The fleet woke up to a beautiful calm morning at Cooper Island. Today, was going to look a bit different for our whole armada, as we were splitting up for a good part of the day. There was a morning dive for most students and the Charlie, Bravo, Delta groups had a nice sail planned directly to Little Harbour.
Our Foxtrot and Sierra crews prepared themselves for a full day of community service as they headed to Soldier’s Bay for turtle tagging with the Association of Reef Keepers (ARK). The fleet enjoyed loaded eggs for breakfast and then we were off on our own paths. Once breakfast was devoured all crews got ready to set sail sail.
The Bravo, Charlie, and Delta crews swiftly glided down-wind to Little Harbour in no-time. Upon their arrival, they refreshed themselves on med-anchoring and put their skills to the task once again. One by one, anchors dropped in the harbour and med-moors were set. Once everyone was secured for the evening, an afternoon of Water-sporting, Colgating, Hobie sailing, and relaxation began. In between some water-sporting, some students tried their hand at learning a few sailing knots and mastered those knots before hopping back in for the next round of tubing!
Meanwhile, with their sails at full canvas, the Foxtrot and Sierra crews made their way on over to Soldier’s Bay, Norman Island. After arriving at Norman the boats all enjoyed some yummy shark dip and prepared to turtle. Our ARK trained turtle staff members prepared and educated the students on how to properly turtle, data requirements and how to properly prepare the boat for the turtles. It was a great day for all of the students because, we not only caught one turtle, we caught four turtles! In total we caught one hawksbill (more rare for the BVI) and three green turtles. Before we knew it it was time to say goodbye to Soilder’s Bay and meet back up with the rest of the fleet at Little Harbour.

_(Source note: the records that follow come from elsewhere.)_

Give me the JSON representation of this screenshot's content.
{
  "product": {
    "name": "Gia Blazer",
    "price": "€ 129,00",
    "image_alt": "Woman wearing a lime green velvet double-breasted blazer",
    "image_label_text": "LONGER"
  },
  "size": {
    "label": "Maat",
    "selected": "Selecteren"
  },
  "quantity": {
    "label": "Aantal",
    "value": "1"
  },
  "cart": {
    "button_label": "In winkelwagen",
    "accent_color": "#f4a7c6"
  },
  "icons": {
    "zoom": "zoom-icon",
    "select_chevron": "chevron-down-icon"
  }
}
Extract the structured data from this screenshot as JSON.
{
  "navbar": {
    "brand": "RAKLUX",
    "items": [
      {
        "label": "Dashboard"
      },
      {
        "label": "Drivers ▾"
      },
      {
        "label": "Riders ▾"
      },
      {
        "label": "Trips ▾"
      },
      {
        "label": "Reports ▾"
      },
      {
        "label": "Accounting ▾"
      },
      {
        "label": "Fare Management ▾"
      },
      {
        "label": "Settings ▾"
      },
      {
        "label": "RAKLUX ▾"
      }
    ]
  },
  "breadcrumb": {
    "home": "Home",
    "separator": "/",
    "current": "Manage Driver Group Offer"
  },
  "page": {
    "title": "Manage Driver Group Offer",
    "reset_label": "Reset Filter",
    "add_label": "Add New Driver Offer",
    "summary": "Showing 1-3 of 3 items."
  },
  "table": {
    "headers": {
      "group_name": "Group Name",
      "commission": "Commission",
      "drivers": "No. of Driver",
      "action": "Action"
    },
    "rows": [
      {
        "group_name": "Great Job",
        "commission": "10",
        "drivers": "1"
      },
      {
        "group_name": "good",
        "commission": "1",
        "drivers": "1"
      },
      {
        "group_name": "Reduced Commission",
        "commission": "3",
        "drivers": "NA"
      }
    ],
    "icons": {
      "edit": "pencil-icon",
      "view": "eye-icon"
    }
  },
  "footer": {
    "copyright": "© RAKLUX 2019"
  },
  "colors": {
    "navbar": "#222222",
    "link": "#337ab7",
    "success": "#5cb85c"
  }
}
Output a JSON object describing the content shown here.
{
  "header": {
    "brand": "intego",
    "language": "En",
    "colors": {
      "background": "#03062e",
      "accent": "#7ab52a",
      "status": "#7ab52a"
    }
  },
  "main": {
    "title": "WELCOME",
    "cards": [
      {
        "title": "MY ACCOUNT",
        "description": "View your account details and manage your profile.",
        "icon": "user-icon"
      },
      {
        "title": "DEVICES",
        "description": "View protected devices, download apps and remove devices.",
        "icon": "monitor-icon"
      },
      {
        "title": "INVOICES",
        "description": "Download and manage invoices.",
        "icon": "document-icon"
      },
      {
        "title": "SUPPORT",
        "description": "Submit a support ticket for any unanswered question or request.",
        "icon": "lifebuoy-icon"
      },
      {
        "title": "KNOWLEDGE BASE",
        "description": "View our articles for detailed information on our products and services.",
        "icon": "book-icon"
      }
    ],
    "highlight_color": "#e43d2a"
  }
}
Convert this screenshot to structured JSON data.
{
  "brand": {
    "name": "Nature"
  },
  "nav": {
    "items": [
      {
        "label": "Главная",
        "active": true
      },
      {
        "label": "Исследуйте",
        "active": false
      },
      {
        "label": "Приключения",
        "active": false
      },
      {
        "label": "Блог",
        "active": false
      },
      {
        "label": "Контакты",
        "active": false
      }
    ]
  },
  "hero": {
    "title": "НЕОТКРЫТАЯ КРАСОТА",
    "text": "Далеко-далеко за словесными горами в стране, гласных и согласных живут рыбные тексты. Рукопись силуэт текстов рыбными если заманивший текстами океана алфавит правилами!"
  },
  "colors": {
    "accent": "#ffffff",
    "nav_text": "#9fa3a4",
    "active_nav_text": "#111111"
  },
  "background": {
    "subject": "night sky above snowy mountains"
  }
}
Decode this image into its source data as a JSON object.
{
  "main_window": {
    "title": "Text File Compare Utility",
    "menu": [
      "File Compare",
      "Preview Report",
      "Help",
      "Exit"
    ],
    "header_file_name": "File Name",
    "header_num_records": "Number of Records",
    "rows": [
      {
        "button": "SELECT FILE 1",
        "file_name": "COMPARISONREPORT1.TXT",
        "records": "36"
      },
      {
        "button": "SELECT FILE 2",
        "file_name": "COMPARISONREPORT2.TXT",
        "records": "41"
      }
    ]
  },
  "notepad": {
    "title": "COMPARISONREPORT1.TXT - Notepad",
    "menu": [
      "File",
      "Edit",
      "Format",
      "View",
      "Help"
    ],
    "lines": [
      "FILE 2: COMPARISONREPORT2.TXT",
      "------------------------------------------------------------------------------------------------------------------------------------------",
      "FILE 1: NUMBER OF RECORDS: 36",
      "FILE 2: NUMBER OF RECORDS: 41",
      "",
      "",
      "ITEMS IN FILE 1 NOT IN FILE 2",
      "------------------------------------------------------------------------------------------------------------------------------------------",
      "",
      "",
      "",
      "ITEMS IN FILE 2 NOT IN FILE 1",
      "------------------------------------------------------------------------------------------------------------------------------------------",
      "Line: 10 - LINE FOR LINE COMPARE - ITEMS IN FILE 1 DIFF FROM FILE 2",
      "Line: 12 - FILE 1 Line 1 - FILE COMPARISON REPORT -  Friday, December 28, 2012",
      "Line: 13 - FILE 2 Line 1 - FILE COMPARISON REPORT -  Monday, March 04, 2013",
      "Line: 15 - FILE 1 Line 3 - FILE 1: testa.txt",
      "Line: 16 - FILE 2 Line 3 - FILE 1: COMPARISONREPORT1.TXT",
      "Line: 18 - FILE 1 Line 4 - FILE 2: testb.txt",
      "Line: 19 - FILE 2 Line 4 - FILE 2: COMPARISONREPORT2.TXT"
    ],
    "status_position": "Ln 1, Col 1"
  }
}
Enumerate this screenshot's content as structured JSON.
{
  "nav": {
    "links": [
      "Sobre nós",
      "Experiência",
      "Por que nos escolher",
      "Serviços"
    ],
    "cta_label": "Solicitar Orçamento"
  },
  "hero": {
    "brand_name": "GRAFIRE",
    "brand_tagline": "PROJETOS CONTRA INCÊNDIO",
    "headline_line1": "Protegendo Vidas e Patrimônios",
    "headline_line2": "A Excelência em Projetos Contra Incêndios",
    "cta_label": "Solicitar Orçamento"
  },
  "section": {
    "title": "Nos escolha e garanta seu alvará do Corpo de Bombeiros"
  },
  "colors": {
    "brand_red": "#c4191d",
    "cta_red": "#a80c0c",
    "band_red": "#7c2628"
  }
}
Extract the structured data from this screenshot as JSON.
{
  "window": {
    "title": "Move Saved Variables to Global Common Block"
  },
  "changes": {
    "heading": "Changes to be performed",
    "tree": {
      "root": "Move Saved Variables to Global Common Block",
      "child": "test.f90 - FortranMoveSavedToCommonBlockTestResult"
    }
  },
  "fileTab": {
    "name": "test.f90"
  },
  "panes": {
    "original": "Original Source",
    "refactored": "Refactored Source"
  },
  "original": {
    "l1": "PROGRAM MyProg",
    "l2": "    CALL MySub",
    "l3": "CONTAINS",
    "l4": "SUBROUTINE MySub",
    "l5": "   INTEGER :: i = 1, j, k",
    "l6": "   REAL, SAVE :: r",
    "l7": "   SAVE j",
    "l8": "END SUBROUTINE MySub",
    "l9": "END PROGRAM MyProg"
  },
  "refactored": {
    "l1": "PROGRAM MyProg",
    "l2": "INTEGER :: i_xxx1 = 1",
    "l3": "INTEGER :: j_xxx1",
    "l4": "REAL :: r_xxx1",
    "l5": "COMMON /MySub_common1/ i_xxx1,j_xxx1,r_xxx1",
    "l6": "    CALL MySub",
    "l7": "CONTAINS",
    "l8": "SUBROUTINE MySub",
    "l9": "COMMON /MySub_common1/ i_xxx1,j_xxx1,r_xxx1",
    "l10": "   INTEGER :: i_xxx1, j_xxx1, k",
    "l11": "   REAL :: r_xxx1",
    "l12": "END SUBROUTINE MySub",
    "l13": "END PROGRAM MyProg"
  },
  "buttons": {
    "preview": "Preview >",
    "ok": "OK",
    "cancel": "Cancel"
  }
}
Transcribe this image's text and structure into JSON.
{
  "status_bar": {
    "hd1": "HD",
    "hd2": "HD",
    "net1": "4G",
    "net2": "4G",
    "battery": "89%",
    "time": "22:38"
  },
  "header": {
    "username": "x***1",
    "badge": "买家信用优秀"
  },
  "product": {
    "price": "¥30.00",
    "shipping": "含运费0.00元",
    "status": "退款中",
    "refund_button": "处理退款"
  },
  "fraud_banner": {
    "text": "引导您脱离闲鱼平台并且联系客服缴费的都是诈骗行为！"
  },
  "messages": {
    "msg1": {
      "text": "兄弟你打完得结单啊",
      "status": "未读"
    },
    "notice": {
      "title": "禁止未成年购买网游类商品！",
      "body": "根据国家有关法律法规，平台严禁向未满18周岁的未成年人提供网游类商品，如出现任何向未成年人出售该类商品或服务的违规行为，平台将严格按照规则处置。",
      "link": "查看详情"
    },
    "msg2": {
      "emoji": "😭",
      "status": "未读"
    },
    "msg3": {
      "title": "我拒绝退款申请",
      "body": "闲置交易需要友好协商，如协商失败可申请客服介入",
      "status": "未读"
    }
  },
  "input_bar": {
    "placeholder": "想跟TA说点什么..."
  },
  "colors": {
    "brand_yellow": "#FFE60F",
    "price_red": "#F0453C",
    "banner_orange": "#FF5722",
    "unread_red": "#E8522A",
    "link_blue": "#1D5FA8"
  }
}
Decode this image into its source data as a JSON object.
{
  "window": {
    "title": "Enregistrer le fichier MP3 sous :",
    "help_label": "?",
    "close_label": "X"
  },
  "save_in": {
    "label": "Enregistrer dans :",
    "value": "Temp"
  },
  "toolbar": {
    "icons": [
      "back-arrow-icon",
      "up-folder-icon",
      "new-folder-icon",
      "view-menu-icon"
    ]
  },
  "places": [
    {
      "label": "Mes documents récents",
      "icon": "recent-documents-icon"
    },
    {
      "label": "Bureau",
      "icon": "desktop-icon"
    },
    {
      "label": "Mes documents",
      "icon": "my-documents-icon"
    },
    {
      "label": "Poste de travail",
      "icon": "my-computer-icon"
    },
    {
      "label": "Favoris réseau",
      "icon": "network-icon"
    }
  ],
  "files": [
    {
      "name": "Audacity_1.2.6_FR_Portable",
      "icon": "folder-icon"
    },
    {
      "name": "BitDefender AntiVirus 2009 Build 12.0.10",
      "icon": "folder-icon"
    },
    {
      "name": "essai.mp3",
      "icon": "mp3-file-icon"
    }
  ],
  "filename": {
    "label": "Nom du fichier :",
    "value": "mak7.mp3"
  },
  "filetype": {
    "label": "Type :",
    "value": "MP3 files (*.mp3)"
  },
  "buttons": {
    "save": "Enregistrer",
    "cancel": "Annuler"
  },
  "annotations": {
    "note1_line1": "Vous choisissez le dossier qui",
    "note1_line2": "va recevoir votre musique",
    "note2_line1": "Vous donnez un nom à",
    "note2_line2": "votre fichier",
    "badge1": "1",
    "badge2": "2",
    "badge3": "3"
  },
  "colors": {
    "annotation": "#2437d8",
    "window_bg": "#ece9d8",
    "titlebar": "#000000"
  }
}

The greatest challenge during the program was staying entertained during the quarantine period. Not being able to leave your boat and not having a phone, which was a crutch against boredom, it was difficult at first to stay entertained.